| Religion

Sindh festival promotes religious harmony

By Zia Ur Rehman


Attendees of a festival celebrating Sant Nenu Ram seek blessings. [Zia Ur Rehman]

Attendees of a festival celebrating Sant Nenu Ram seek blessings. [Zia Ur Rehman]

THAR, Sindh -- Thousands of devotees, including both Hindus and Muslims, attended a three-day festival earlier this month in Sindh Province at the shrine of Sant Nenu Ram, a revered figure for followers of both faiths.

The festival, which took place September 29-October 1 at the Sant Nenu Ram Ashram in Islamkot, Thar District, marked the 45th anniversary of Ram's death.

Ram, who was born in 1898 to a Hindu family in Islamkot, left behind a life of comfort upon reaching adulthood and embarked on a spiritual journey.


Thousands attend a festival at Sant Nenu Ram Ashram in Islamkot.

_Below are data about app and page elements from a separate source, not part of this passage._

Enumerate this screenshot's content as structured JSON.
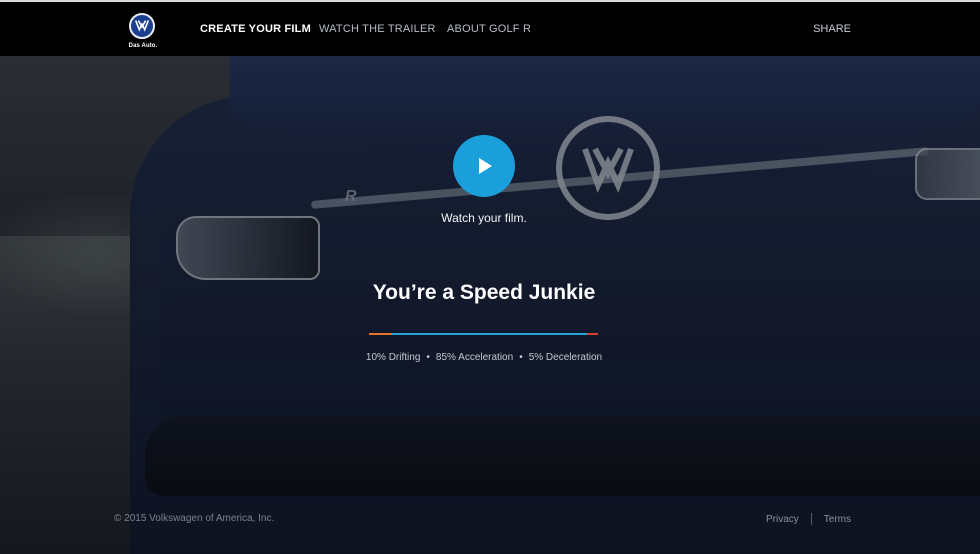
{
  "brand": {
    "logo_text": "Das Auto."
  },
  "nav": {
    "items": [
      {
        "label": "CREATE YOUR FILM",
        "active": true
      },
      {
        "label": "WATCH THE TRAILER",
        "active": false
      },
      {
        "label": "ABOUT GOLF R",
        "active": false
      }
    ],
    "share_label": "SHARE"
  },
  "hero": {
    "play_caption": "Watch your film.",
    "title": "You’re a Speed Junkie",
    "stats": [
      "10% Drifting",
      "85% Acceleration",
      "5% Deceleration"
    ],
    "breakdown": [
      {
        "name": "Drifting",
        "percent": 10,
        "color": "#e8702a"
      },
      {
        "name": "Acceleration",
        "percent": 85,
        "color": "#2a9fd8"
      },
      {
        "name": "Deceleration",
        "percent": 5,
        "color": "#d9402e"
      }
    ],
    "accent_color": "#1a9fda"
  },
  "footer": {
    "copyright": "© 2015 Volkswagen of America, Inc.",
    "links": [
      "Privacy",
      "Terms"
    ]
  }
}
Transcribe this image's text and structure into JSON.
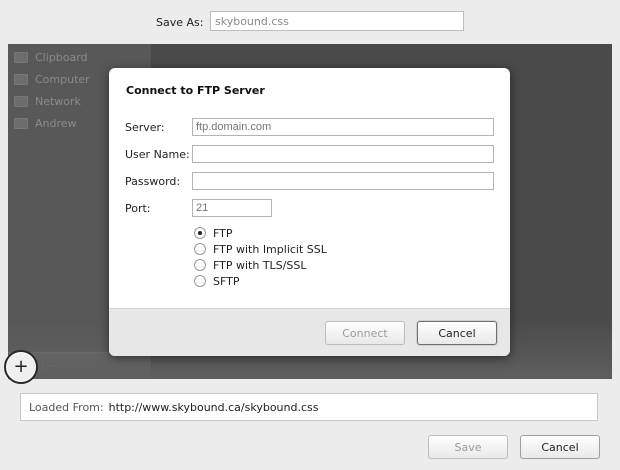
{
  "save_as": {
    "label": "Save As:",
    "value": "skybound.css"
  },
  "sidebar": {
    "items": [
      {
        "label": "Clipboard",
        "icon": "clipboard-icon"
      },
      {
        "label": "Computer",
        "icon": "computer-icon"
      },
      {
        "label": "Network",
        "icon": "network-icon"
      },
      {
        "label": "Andrew",
        "icon": "folder-icon"
      }
    ],
    "add_symbol": "+",
    "remove_symbol": "—"
  },
  "loaded_from": {
    "label": "Loaded From:",
    "value": "http://www.skybound.ca/skybound.css"
  },
  "footer": {
    "save_label": "Save",
    "cancel_label": "Cancel"
  },
  "modal": {
    "title": "Connect to FTP Server",
    "server_label": "Server:",
    "server_placeholder": "ftp.domain.com",
    "username_label": "User Name:",
    "password_label": "Password:",
    "port_label": "Port:",
    "port_placeholder": "21",
    "protocols": [
      {
        "label": "FTP",
        "checked": true
      },
      {
        "label": "FTP with Implicit SSL",
        "checked": false
      },
      {
        "label": "FTP with TLS/SSL",
        "checked": false
      },
      {
        "label": "SFTP",
        "checked": false
      }
    ],
    "connect_label": "Connect",
    "cancel_label": "Cancel"
  }
}
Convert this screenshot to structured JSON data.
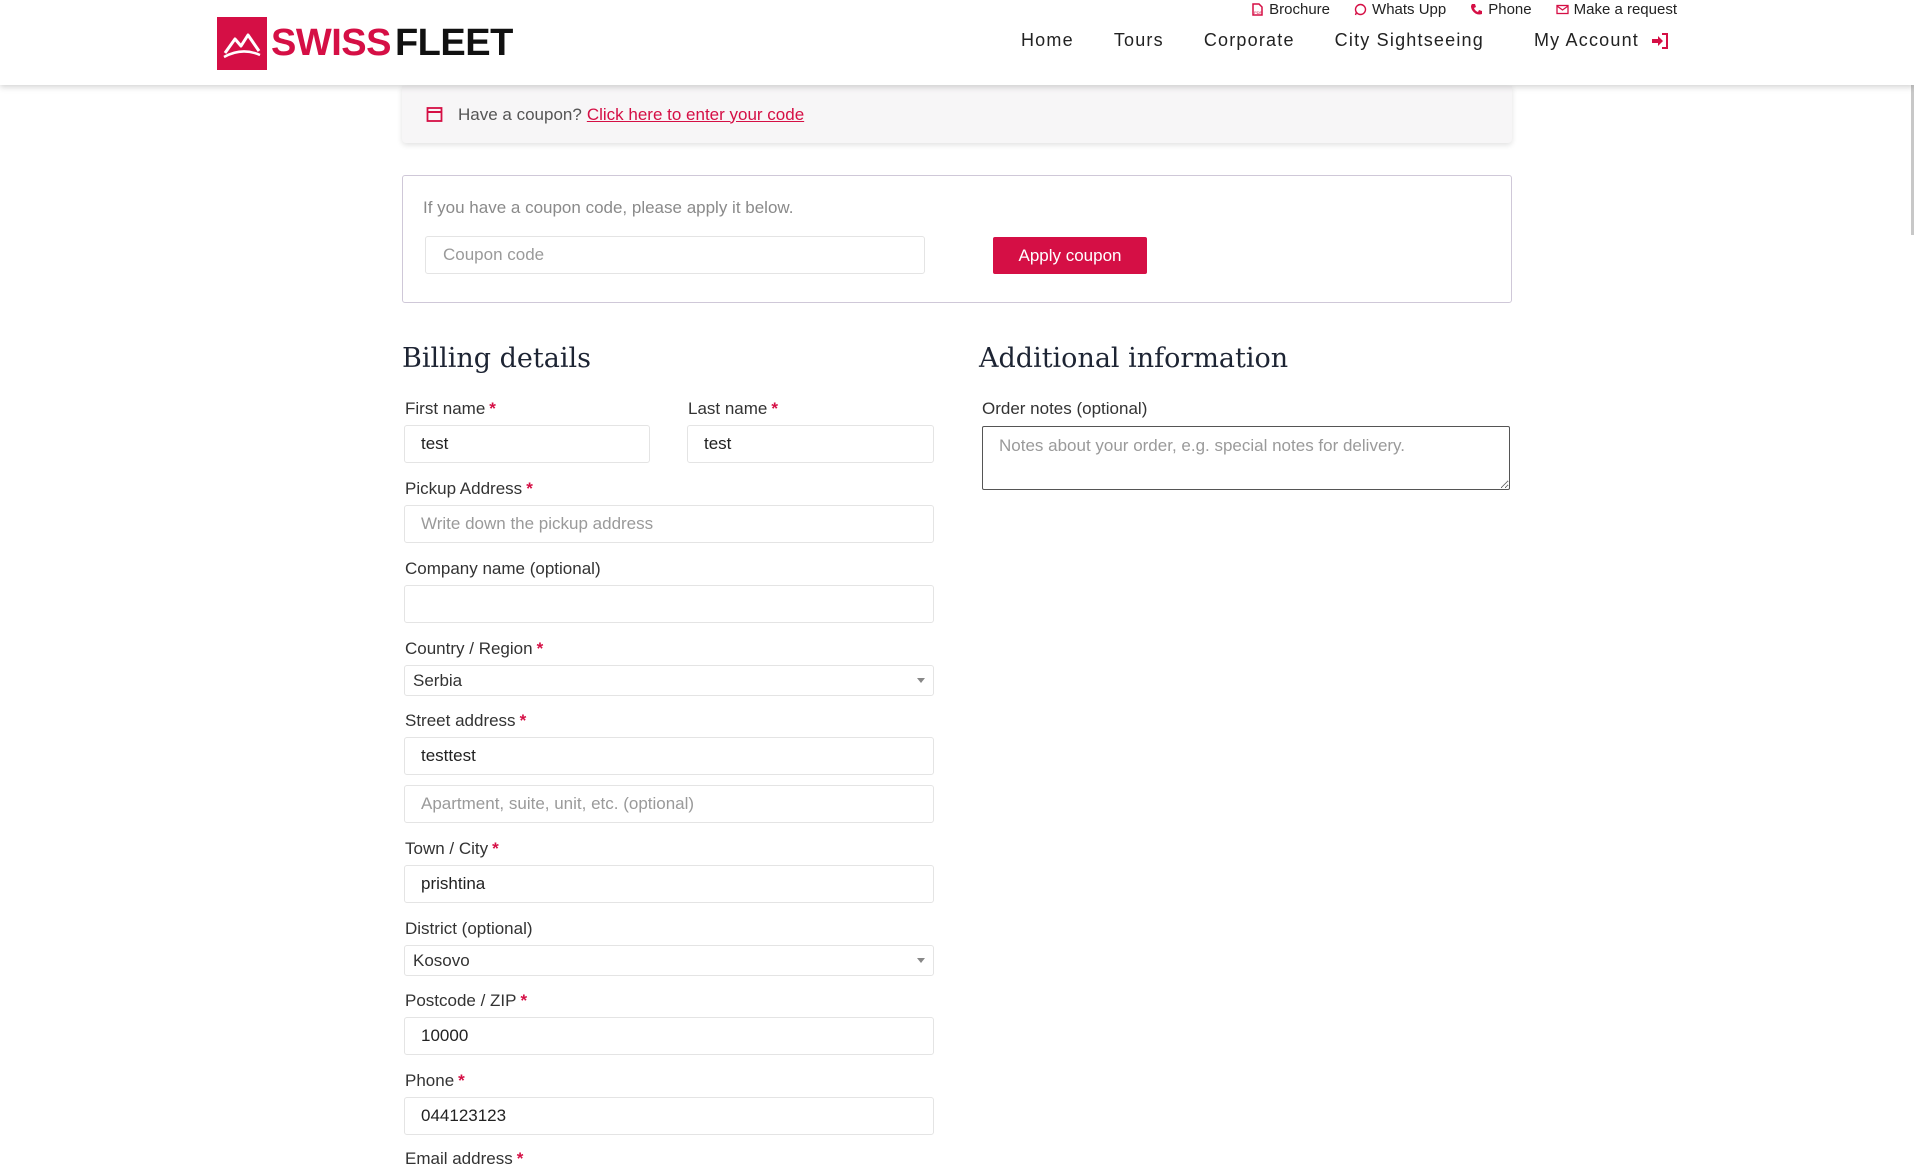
{
  "header": {
    "logo": {
      "swiss": "SWISS",
      "fleet": "FLEET"
    },
    "topbar": [
      {
        "label": "Brochure",
        "icon": "pdf-file-icon"
      },
      {
        "label": "Whats Upp",
        "icon": "whatsapp-icon"
      },
      {
        "label": "Phone",
        "icon": "phone-icon"
      },
      {
        "label": "Make a request",
        "icon": "envelope-icon"
      }
    ],
    "nav": {
      "home": "Home",
      "tours": "Tours",
      "corporate": "Corporate",
      "city_sightseeing": "City Sightseeing",
      "my_account": "My Account"
    }
  },
  "coupon_notice": {
    "text": "Have a coupon?",
    "link": "Click here to enter your code"
  },
  "coupon_form": {
    "hint": "If you have a coupon code, please apply it below.",
    "placeholder": "Coupon code",
    "button": "Apply coupon"
  },
  "billing": {
    "title": "Billing details",
    "first_name": {
      "label": "First name",
      "value": "test"
    },
    "last_name": {
      "label": "Last name",
      "value": "test"
    },
    "pickup_address": {
      "label": "Pickup Address",
      "placeholder": "Write down the pickup address"
    },
    "company": {
      "label": "Company name (optional)",
      "value": ""
    },
    "country": {
      "label": "Country / Region",
      "value": "Serbia"
    },
    "street": {
      "label": "Street address",
      "value": "testtest",
      "placeholder2": "Apartment, suite, unit, etc. (optional)"
    },
    "city": {
      "label": "Town / City",
      "value": "prishtina"
    },
    "district": {
      "label": "District (optional)",
      "value": "Kosovo"
    },
    "postcode": {
      "label": "Postcode / ZIP",
      "value": "10000"
    },
    "phone": {
      "label": "Phone",
      "value": "044123123"
    },
    "email": {
      "label": "Email address"
    }
  },
  "additional": {
    "title": "Additional information",
    "notes_label": "Order notes (optional)",
    "notes_placeholder": "Notes about your order, e.g. special notes for delivery."
  },
  "colors": {
    "brand": "#d50f45",
    "text": "#333333",
    "border": "#e4e4e4"
  },
  "required_marker": "*"
}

The shrine has been providing free food to all visitors for decades regardless of their religion or race. [Zia Ur Rehman]

Thousands attend a festival at Sant Nenu Ram Ashram in Islamkot. The shrine has been providing free food to all visitors for decades regardless of their religion or race. [Zia Ur Rehman]


Sindhi children attend a festival marking the 45th anniversary of Sant Nenu Ram's death in Islamkot. [Zia Ur Rehman]

Sindhi children attend a festival marking the 45th anniversary of Sant Nenu Ram's death in Islamkot. [Zia Ur Rehman]


Muslims in Thar District often refrain from slaughtering cows out of respect for Hindu beliefs. [Zia Ur Rehman]

Muslims in Thar District often refrain from slaughtering cows out of respect for Hindu beliefs. [Zia Ur Rehman]


Attendees walk into the shrine of Sant Nenu Ram, a revered figure for followers of both Islam and Hinduism. [Zia Ur Rehman]

Attendees walk into the shrine of Sant Nenu Ram, a revered figure for followers of both Islam and Hinduism. [Zia Ur Rehman]

He eventually returned to his hometown, starting a communal kitchen more than half a century ago, serving everyone without discriminating against religion, caste, color or race.

His followers in the area still pursue his ideals. In Thar, for example, Muslims often opt not to slaughter cows to avoid offending their Hindu neighbours.

The festival was attended by a large number of devotees with great dedication, seeking blessings and help, said Veerji Malh, one of the organisers of the festival.

"The festival served food and water to all devotees regardless of religion, class or caste," he told Pakistan Forward.

"The food was arranged through the donation of traders and residents of Islamkot from all faiths," he added.

Do you like this article?

0
0
NO
0 Comment(s)
Comment Policy Captcha